2015-08-24T11:44:28Z (GMT) by
[FIrst paragraph] One of the main concerns of household archaeology are the activities that took place within houses, particularly concerning food processing and food consumption. In the 1980s Richard C. Wilk and William C. Rathje argued that archaeological evidence for domestic sites provide the material evidence for households in the form of the dwelling, with its activity areas and the possessions. They also argued that households were the locations from which labour was pooled for production, including food production, and for the distribution of resources (e.g. food) from producers to consumers, within or outside the household.

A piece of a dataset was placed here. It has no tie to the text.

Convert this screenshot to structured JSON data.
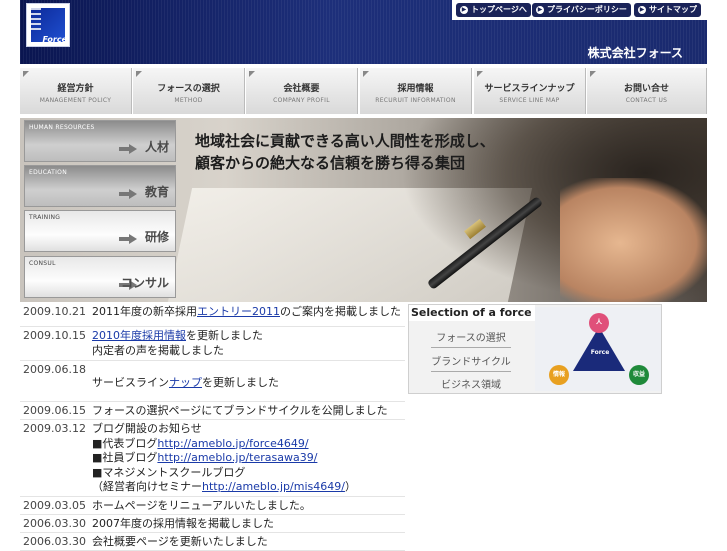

However, these arguments tend to present a household as a single unit rather than as systems of membership where a number of people – e.g. biological family, extended family, servants, slaves – might have lived together but have been involved in the preparation and consumption of food in different ways and possibly in different parts of the site.